“What appealed to me about it was it’s a family drama,” Bloys said. “Anybody who has stepparents or siblings or half siblings, or had warring factions of a family — I think every single family in America has dealt with some version of this.”
As Condal got to work on “House of the Dragon,” he leaned on Martin’s expertise a lot — the opposite of what had happened with Martin in the later seasons of “Game of Thrones.” In the early seasons, Martin wrote and read scripts, consulted on casting decisions and visited sets. Over time, however, as he stepped back to focus on his long-delayed next “Thrones” novel, “The Winds of Winter,” Martin grew estranged from the show, which was created by D.B. Weiss and David Benioff.
“By Season 5 and 6, and certainly 7 and 8, I was pretty much out of the loop,” Martin said.

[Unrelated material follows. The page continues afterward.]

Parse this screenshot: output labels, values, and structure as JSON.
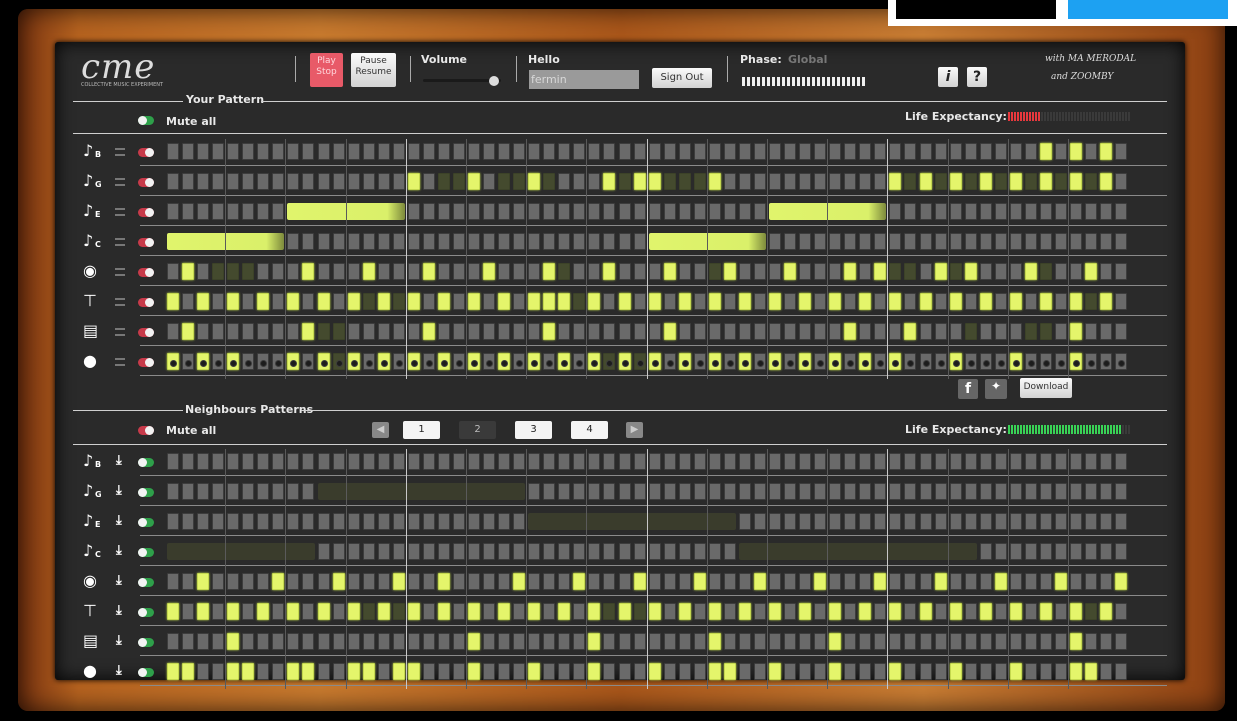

When asked why, he said, “I don’t know — you have to ask Dan and David.” (A representative for Weiss and Benioff declined to comment.)
Martin also said that “The Winds of Winter” — which he conceded is “very, very late” but vowed to finish — diverges from where “Game of Thrones,” the series, went.
“My ending will be very different,” he said.
Martin said he wants from “Thrones” what Marvel has done — created a world that Disney continues to mine and that fans reliably show up to watch. Last year, he signed an overall deal with HBO, and he has been actively involved with the other spinoffs in development.
“George, for us, in this process has been a really valuable resource,” Bloys said. “He is literally the creator of this world. He is its historian, its creator, its keeper. And so I can’t imagine doing a show that he didn’t believe in or didn’t endorse.”
As for viewership totals, Bloys said he did not expect “House of the Dragon” to match the heights of “Game of Thrones.” But he was still hopeful that it will be a hit and lay the groundwork for future spinoffs.
“There’s no world in which we expect this to pick up where the original left off,” Bloys said. “I think the show will do really well. But it will have to do the work on its own to bring people in and to sustain the viewership.”